Another goal is to learn how to ride a motorcycle. The couple recently rode back fromSan Diegoup Highway 1 on their three-wheeled Can-Am motorcycle. Chamberlain drove the motorcycle, but Dias is determined to learn to ride the bike on her own.
Dias credits much of her ambition to being raised by a military officer father who encouraged her and her two younger sisters to be self-sufficient and independent while they were growing up in a village outside ofColombo, the capital ofSri Lanka. Her mother was a teacher who provided the balance needed to temper her independent streak and taught her cooking, sewing and other domestic skills.
“If something were to happen to (my father), life would be different for us, so he gave us a tremendous amount of freedom and almost raised us like boys,” Dias said. “One of his sayings, which I think about even today, is that ‘Failures are the pillars of success.’ ”
She remembers coming home after getting beaten up by some neighborhood kids. “I would come home crying and Dad would say, ‘Don’t come home crying. Next time you just hit them back.’ And they stopped hitting me. That was my first exposure to standing up,” she said.
She played with her male cousins who lived nearby, riding around on mopeds and learning to drive a car when she was 14. Being in the Girl Scouts was also a big influence in her life because independence, teamwork and perseverance were among the values that were stressed.

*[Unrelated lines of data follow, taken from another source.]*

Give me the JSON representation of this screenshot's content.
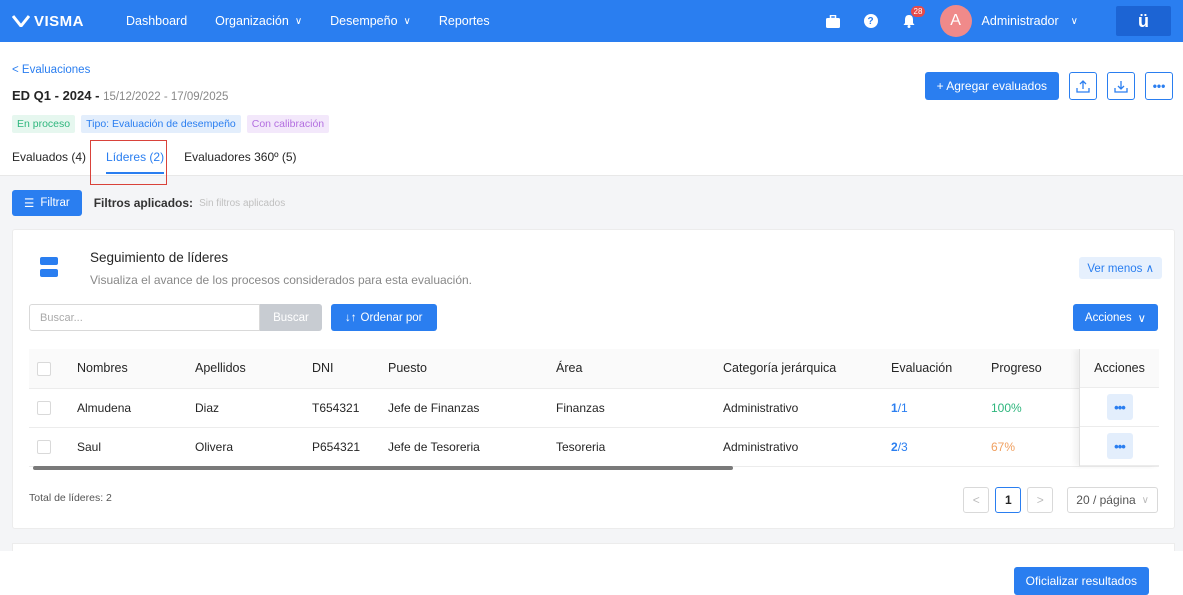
{
  "nav": {
    "logo": "VISMA",
    "items": [
      {
        "label": "Dashboard",
        "dropdown": false
      },
      {
        "label": "Organización",
        "dropdown": true
      },
      {
        "label": "Desempeño",
        "dropdown": true
      },
      {
        "label": "Reportes",
        "dropdown": false
      }
    ],
    "notification_count": "28",
    "avatar_initial": "A",
    "user_name": "Administrador",
    "app_icon": "ü"
  },
  "header": {
    "back_link": "< Evaluaciones",
    "title": "ED Q1 - 2024 -",
    "dates": "15/12/2022 - 17/09/2025",
    "tags": [
      "En proceso",
      "Tipo: Evaluación de desempeño",
      "Con calibración"
    ],
    "tabs": [
      "Evaluados (4)",
      "Líderes (2)",
      "Evaluadores 360º (5)"
    ],
    "active_tab": "Líderes (2)",
    "add_button": "+ Agregar evaluados",
    "more_icon": "•••"
  },
  "filters": {
    "button": "Filtrar",
    "label": "Filtros aplicados:",
    "value": "Sin filtros aplicados"
  },
  "card": {
    "title": "Seguimiento de líderes",
    "subtitle": "Visualiza el avance de los procesos considerados para esta evaluación.",
    "toggle": "Ver menos",
    "search_placeholder": "Buscar...",
    "search_button": "Buscar",
    "sort_button": "Ordenar por",
    "actions_button": "Acciones"
  },
  "table": {
    "columns": [
      "Nombres",
      "Apellidos",
      "DNI",
      "Puesto",
      "Área",
      "Categoría jerárquica",
      "Evaluación",
      "Progreso",
      "Acciones"
    ],
    "rows": [
      {
        "nombres": "Almudena",
        "apellidos": "Diaz",
        "dni": "T654321",
        "puesto": "Jefe de Finanzas",
        "area": "Finanzas",
        "categoria": "Administrativo",
        "eval_done": "1",
        "eval_total": "/1",
        "progreso": "100%"
      },
      {
        "nombres": "Saul",
        "apellidos": "Olivera",
        "dni": "P654321",
        "puesto": "Jefe de Tesoreria",
        "area": "Tesoreria",
        "categoria": "Administrativo",
        "eval_done": "2",
        "eval_total": "/3",
        "progreso": "67%"
      }
    ],
    "row_action_icon": "•••"
  },
  "footer": {
    "total": "Total de líderes: 2",
    "current_page": "1",
    "page_size": "20 / página",
    "official_button": "Oficializar resultados"
  },
  "colors": {
    "primary": "#2a7ef0",
    "success": "#2eb67d",
    "warning": "#f0a060",
    "highlight": "#d9423a"
  }
}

After earning a degree in computer science from theUniversityofColombo, Dias was recruited to work for Bartleet Electronics, a distributor of Radio Shack computers inSri Lanka. That’s when the teaching melded with the tech side.
“I realized I had a very natural knack for teaching. I found myself constantly learning all the software applications,” she said. She taught computer skills to her co-workers and buyers of Radio Shack computers. Dias also set up a for-profit weekend school when she was 20 in a rented space inColomboto teach children and adults how to use computers. To get the word out, she rode around on the back of her father’s moped and placed fliers on walls and utility poles.
Her boss was impressed and dispatched Dias and three other co-workers to the Bay Area in 1984 to work on the startup project to develop software for Radio Shack computers. “We changed direction to use my expertise to build a training company and got out of the software development venture,” she said.
The computer training company Dias cofounded became known as The Training Alternative. It was acquired byHealdCollege in 1993. Her next venture was to start AIM Computer Training, which grew into a multimillion-dollar company that provided computer training to Fortune 1000 companies and government agencies.
“I had the experience, the contacts and the connections,” said Dias on what prompted her to start AIM. Originally serving the Bay Area, the company expanded into a global organization. The company was acquired in 2004 by a couple ofSilicon Valleyinvestors for an undisclosed price.
Dias became involved with two real estate startups before launching SKD LaunchPad. She sees her career arc as one that evolved over the years, going from setting up a computer training company, to building new companies, to helping other companies grow. “I found this niche. I have a passion for entrepreneurship,” she said.
Contact Eve Mitchell at 925-952-2690.
NAME: SAMAN DIAS
Dec 2009 to present: Founder and managing partner, SKD LaunchPad, a talent acquisition and recruiting firm.
Jan 2008-Dec 2009: Senior vice president, SmartZip, a website spun off from NorthPoint Real Estate Investment Services. SmartZip supplies investment ratings for residential properties.
March 2006-Dec 2007: Executive vice president, NorthPoint Real Estate Investment Services.
Nov 1994-Nov 2005: Founder, president and CEO, AIM Computer Training.
Jan 1986-Oct 1992: Co-founder, director of curriculum and instruction, The Training Alternative.
Advisor to Astia, a nonprofit formerly known as the Women’s Technology Cluster.
Quote: “You look and say, ‘Hey. Maybe there are other ways to do this. Instead of seeing walls you see a window